I have an abiding passion for medieval cathedrals. For one thing, it’s their timelessness. Of all those I have seen – Clermont-Ferrand, Tours, Chartres, London, Oxford, Berlin, Warsaw, Turin, Budapest, Uppsala, Brussels, Cologne and Vienna – Notre Dame is incomparable. Paris is the city of my youth. I studied there. Every year the cathedral is visited, we are told, by no less than 12 million people.
President Emmanuel Macron has solemnly promised that a more beautiful Notre Dame will arise from the ruins. Notre Dame is a metaphor for Europe. Like the cathedral, the work of Europe will not be completed in a day. And it would be meaningless without faith. The Old Continent has been known for many things: glory and grandeur, inventiveness, science and philosophy, music and the arts, technology and industry, fanaticism and tolerance, imperialism, madmen and stupid wars. Europe is a mixed bag of the good, the bad and the ugly.
The New Europe as we know it represents the triumph of hope over adversity. Europe, in a sense, is a custodian of universal values. Europe invented what the Germans term the machstaaten as well as the “society of nations”. As in the case of Notre Dame, it would be a great mistake to imagine that a New Europe could successfully be built without the necessary scaffoldings of faith.
The British historian Arnold J. Toynbee underlined “challenge and response” as the hallmark of “creative civilisations”. Europe stands out for its capacity to constructively respond to historical contingencies. In our twenty-first century, these challenges are increasingly complex: populism, terrorism, viral epidemics, economic stagnation, climate change, energy security and immigration. There is also the challenge of Brexit, a political tsunami that took Brits and Europeans alike by complete surprise. The tragedy of Brexit is that British youth overwhelmingly desire to remain while the oldies want out. The youth are wise enough to know where their bread is buttered. We in Africa want a stronger and more united Europe. We believe that a thriving Europe and more united Europe is good for Africa and good for the world.
The relations between our two regions date back to antiquity. The 1957 Treaty of Rome had within it an association clause with certain African colonial dependencies and overseas territories. From then to this day, there has been a succession of ‘cooperation agreements’ covering trade, development and political dialogue, in addition to cultural and technical cooperation. The ten-year Cotonou agreement between the African, Caribbean and Pacific (ACP) Group of States and Europe is currently up for renegotiation. Europe has a separate strategic partnership with the African Union covering development and security.
Europe remains the most generous provider of official development assistance to Africa, ahead of all other donor countries. Without European generosity, many African countries would hardly be in a position to balance their budgets. But it would be naive to imagine that EU aid is a one-way street with few benefits accruing to the giver. EU development assistance enhances Europe’s influence throughout Africa, giving it unprecedented “soft power” on our continent. It is particularly instructive to note that capital outflows from Africa to Europe and the advanced industrial economies exceed US $100 billion annually. This is far more than all inward capital flows.

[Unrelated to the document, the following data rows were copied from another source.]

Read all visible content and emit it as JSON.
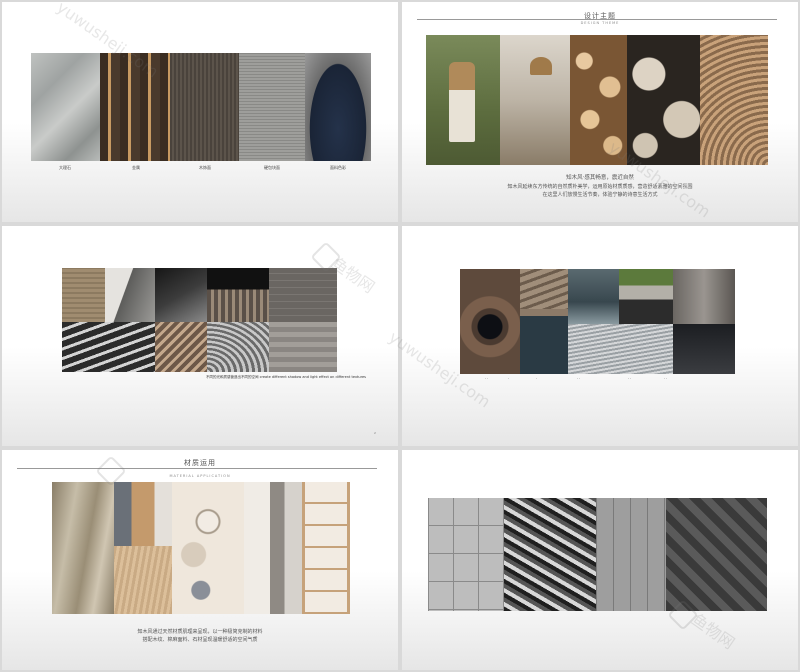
{
  "slides": {
    "s1": {
      "captions": [
        "大理石",
        "金属",
        "木饰面",
        "硬包块面",
        "面料色彩"
      ]
    },
    "s2": {
      "title": "设计主题",
      "subtitle": "DESIGN THEME",
      "line1": "知木风·感其畅意，震近自然",
      "line2": "知木风延续东方传统的自然质朴美学，运用原始材质质感，营造舒适素雅的空间氛围",
      "line3": "在这里人们放慢生活节奏，体验宁静的诗意生活方式"
    },
    "s3": {
      "note": "不同的光和质感营造出不同的空间 create different shadow and light effect on different textures",
      "page": "2"
    },
    "s4": {
      "labels": [
        "· ·",
        "·",
        "·",
        "· ·",
        "· ·",
        "· ·"
      ]
    },
    "s5": {
      "title": "材质运用",
      "subtitle": "MATERIAL APPLICATION",
      "line1": "知木风通过天然材质肌理来呈现，以一种极简克制的材料",
      "line2": "搭配木纹、棉麻面料、石材呈现温暖舒适的空间气质"
    }
  },
  "watermark": {
    "text": "yuwusheji.com",
    "brand": "鱼物网"
  }
}
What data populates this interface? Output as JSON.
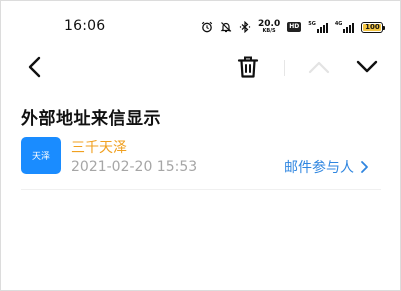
{
  "status_bar": {
    "time": "16:06",
    "net_speed_value": "20.0",
    "net_speed_unit": "KB/S",
    "hd_badge": "HD",
    "sim1_label": "5G",
    "sim2_label": "4G",
    "battery_level": "100",
    "battery_fill_fraction": 1.0
  },
  "mail": {
    "subject": "外部地址来信显示",
    "avatar_text": "天泽",
    "sender": "三千天泽",
    "date": "2021-02-20 15:53",
    "participants_label": "邮件参与人"
  },
  "colors": {
    "accent_blue": "#2f86e0",
    "avatar_blue": "#1a8cff",
    "sender_orange": "#f0a020",
    "muted_gray": "#a6a6a6"
  },
  "icons": [
    "alarm-icon",
    "mute-icon",
    "bluetooth-icon",
    "back-chevron-icon",
    "trash-icon",
    "chevron-up-icon",
    "chevron-down-icon",
    "chevron-right-icon"
  ]
}
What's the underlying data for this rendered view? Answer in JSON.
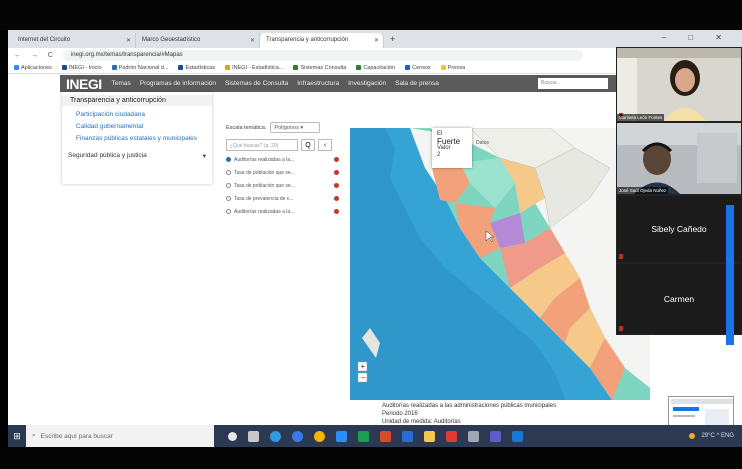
{
  "browser": {
    "tabs": [
      {
        "title": "Internet del Circuito"
      },
      {
        "title": "Marco Geoestadístico"
      },
      {
        "title": "Transparencia y anticorrupción",
        "active": true
      }
    ],
    "new_tab": "+",
    "window_controls": "–  □  ✕",
    "nav_buttons": "← → C",
    "url": "inegi.org.mx/temas/transparencia/#Mapas",
    "bookmarks": [
      "Aplicaciones",
      "INEGI - Inicio",
      "Padrón Nacional d...",
      "Estadísticas",
      "INEGI - Estadística...",
      "Sistemas Consulta",
      "Capacitación",
      "Censos",
      "Prensa"
    ]
  },
  "inegi": {
    "logo": "INEGI",
    "menu": [
      "Temas",
      "Programas de información",
      "Sistemas de Consulta",
      "Infraestructura",
      "Investigación",
      "Sala de prensa"
    ],
    "search_placeholder": "Buscar..."
  },
  "side_menu": {
    "header": "Transparencia y anticorrupción",
    "items": [
      "Participación ciudadana",
      "Calidad gubernamental",
      "Finanzas públicas estatales y municipales"
    ],
    "section": "Seguridad pública y justicia",
    "section_icon": "▾"
  },
  "layers": {
    "scale_label": "Escala temática:",
    "scale_value": "Polígonos",
    "search_placeholder": "¿Qué buscas? (p. 20)",
    "search_btn": "Q",
    "collapse_btn": "‹",
    "items": [
      {
        "label": "Auditorías realizadas a la...",
        "checked": true
      },
      {
        "label": "Tasa de población que se...",
        "checked": false
      },
      {
        "label": "Tasa de población que se...",
        "checked": false
      },
      {
        "label": "Tasa de prevalencia de c...",
        "checked": false
      },
      {
        "label": "Auditorías realizadas a la...",
        "checked": false
      }
    ]
  },
  "map_popup": {
    "line1": "El",
    "line2": "Fuerte",
    "line3": "Valor",
    "line4": "2",
    "side": "Datos"
  },
  "map_caption": {
    "title": "Auditorías realizadas a las administraciones públicas municipales",
    "subtitle": "Periodo 2016",
    "line3": "Unidad de medida: Auditorías"
  },
  "participants": [
    {
      "name": "Marisela León Fontes",
      "type": "video"
    },
    {
      "name": "José Saúl Ojeda Nuñez",
      "type": "video"
    },
    {
      "name": "Sibely Cañedo",
      "type": "name"
    },
    {
      "name": "Carmen",
      "type": "name"
    }
  ],
  "taskbar": {
    "start_icon": "windows-icon",
    "search_placeholder": "Escribe aquí para buscar",
    "tray_text": "29°C  ^  ENG"
  },
  "colors": {
    "inegi_header": "#5a5a5a",
    "link": "#2a6fb4",
    "taskbar": "#2b3a52",
    "sea": "#35a3d4"
  }
}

Europe has been Africa’s most important trading partner. Until recently, the EU accounted for over 60 per cent of Africa’s trade, although the figure has fallen since 2011, thanks to the emergence of China as a new global player. After almost a decade of negotiations, the majority of ACP regions are either implementing or at the verge of concluding economic partnership agreements (EPA) with the EU.
As a new leadership is soon to take over in Brussels, it is our hope that they will commit to building on the foundations laid by their predecessors. Africa should have a priority place in Europe’s international policy. We share a common neighbourhood and are bound together by the forces of geography, history and world economics. Europe and Nigeria need to forge a strategic partnership if Europe is to have meaningful impact in Africa’s development.
My generation of leaders aims to build a rainbow continent; a prosperous and democratic Africa that is open to the world and ready to do business with Europe. But it must be on the basis of interdependence, mutual interests and shared obligations, shorn of post-colonial attitudes. Africa still has a long way to go. But on that journey of a thousand miles, we hope we can count on Europe to walk with us as a friend and partner of destiny.
About the author
Dr. Obadiah Mailafia is a Nigerian finance and development expert, civil servant and statesman.
Former Chief of Staff of the ACP Group, Brussels.